Why can’t governments just let alone and allow people to make their own choices? Some parents want to look after their own children, others don’t. Why should the tax and benefits system favour one group over another?

Abolishing child poverty could mean more non-parental child care

February 5, 2011

Reaching ‘across-the-aisle’, the coalition government asked Frank Field – a Labour MP and an FTM AGM speaker – to look at tackling child poverty. Click here for more on his final report.

This – and other coalition thinking on Early Years – seem to recommend making children more ‘school ready’. This often mean smore formal ‘education’, meaning more formal care arrangements for the first three years of a child’s life.

This ignores causes of child poverty such as family breakdown; and few jobs that enable a single wage-earner to support children and the other parent as full-time care-giver.

Labour’s ‘nappy curriculum’ to be reviewed

July 7, 2010

Click here for an article from The Independent.

Perhaps this sort of state interference will decrease as its cost – and dubious benefits – becomes clearer. Such a curriculum could be voluntary, with parents choosing what is best for their own children.

The folly of means-tested (child) benefit

May 14, 2010

Reports are that child benefits ‘for the rich’ are firmly in the sights on the new British coalition government as it seeks to tackle the huge deficit in public finances. And what could be wrong with not giving money to people who do not need it? (more…)


May 11, 2010

Here’s a piece written my a long-time FTM member (and now a grandmother) “expressing anger at some of the policies promoted by my own sex on our behalf” (more…)

The future for QUANGOs

May 11, 2010

Bearing in mind the probable axing of the London Childcare team, (see here) Anna Line’s FTM’s chair, writes:

I encountered members of this Childcare Team some years ago when I was invited to take part in a discussion on the Politics Show one Sunday lunchtime in that oddly shaped London Assembly building by the Thames. The discussion centred around the question of providing childcare for mothers of very young children who might just want to work short hours in, say, schools at lunchtime, and they would of course need to have their children looked after. (more…)

Is £150 a year for married couples a good idea?

April 29, 2010

Anna Lines, FTM chair

Most people – including political commentators and non Tory voters – seem to think the married couple allowance is a bad idea. 

For this, I blame the Conservative Party itself, for not even David Cameron seems to have a full understanding of what this is actually about.  He talks about a tax allowance for married couples, because he wants to recognize in the tax system the importance of marriage. (more…)

What women want is an end to hectoring by feminists

March 15, 2010

This Times article  includes the following:

Harman’s thinking, like the feminist orthodoxy in the government, is based on the following assumptions, which have always seemed quite wrong to me.
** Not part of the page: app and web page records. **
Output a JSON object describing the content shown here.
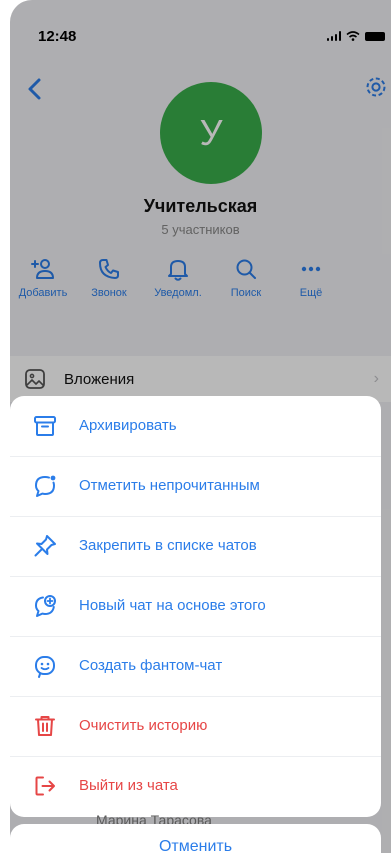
{
  "status_bar": {
    "time": "12:48"
  },
  "chat": {
    "avatar_letter": "У",
    "title": "Учительская",
    "subtitle": "5 участников",
    "avatar_color": "#3aad4b"
  },
  "actions": [
    {
      "label": "Добавить",
      "icon": "add-user-icon"
    },
    {
      "label": "Звонок",
      "icon": "phone-icon"
    },
    {
      "label": "Уведомл.",
      "icon": "bell-icon"
    },
    {
      "label": "Поиск",
      "icon": "search-icon"
    },
    {
      "label": "Ещё",
      "icon": "more-icon"
    }
  ],
  "attachments": {
    "label": "Вложения"
  },
  "sheet": {
    "items": [
      {
        "label": "Архивировать",
        "icon": "archive-icon",
        "danger": false
      },
      {
        "label": "Отметить непрочитанным",
        "icon": "mark-unread-icon",
        "danger": false
      },
      {
        "label": "Закрепить в списке чатов",
        "icon": "pin-icon",
        "danger": false
      },
      {
        "label": "Новый чат на основе этого",
        "icon": "new-chat-icon",
        "danger": false
      },
      {
        "label": "Создать фантом-чат",
        "icon": "phantom-chat-icon",
        "danger": false
      },
      {
        "label": "Очистить историю",
        "icon": "trash-icon",
        "danger": true
      },
      {
        "label": "Выйти из чата",
        "icon": "exit-icon",
        "danger": true
      }
    ],
    "peek_member": "Марина Тарасова",
    "cancel_label": "Отменить"
  },
  "colors": {
    "accent": "#2b7de9",
    "danger": "#e64646"
  }
}
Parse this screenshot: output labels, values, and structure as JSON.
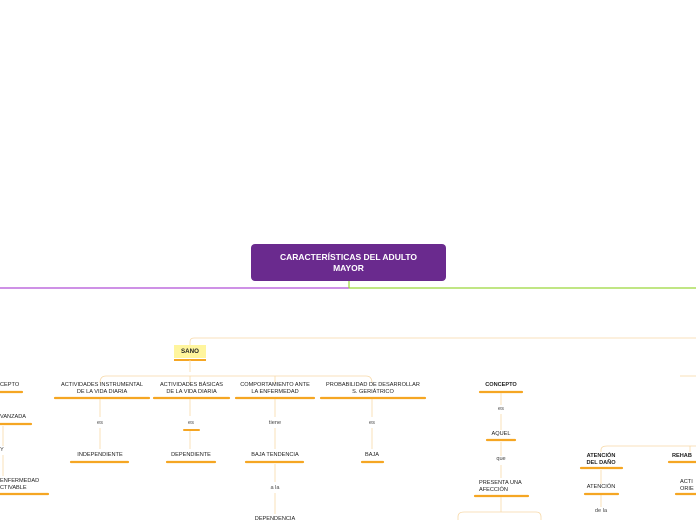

First, that all women want to work (for money, outside the home). Second, that all women, including mothers, ought to work. Third, that all women want to do and are equally suited to doing the same work as men. Fourth, that if the number of women working in an organisation is less than 50% of the total, that is in itself evidence that women are being unjustly discriminated against. Fifth, that motherhood is a problem that makes it difficult for women to work. Sixth, that the problem of motherhood can easily be fixed by paid childcare, subsidised if necessary by the state. Seventh, that what all mothers want above all is “affordable childcare” to enable them to work: children don’t need much of their attention. And finally, that it is for the state to sort out all such family matters.

That seems a pretty fair summary.

Labour hasn’t given working mothers what they really need

March 12, 2010

Click here for this article about how “The Government’s child-care policies are formulated by women who are out of touch with reality”.

Ordinary mothers ‘deserting Labour over its career-woman policies’

March 11, 2010

Click here for this article from The Telegraph.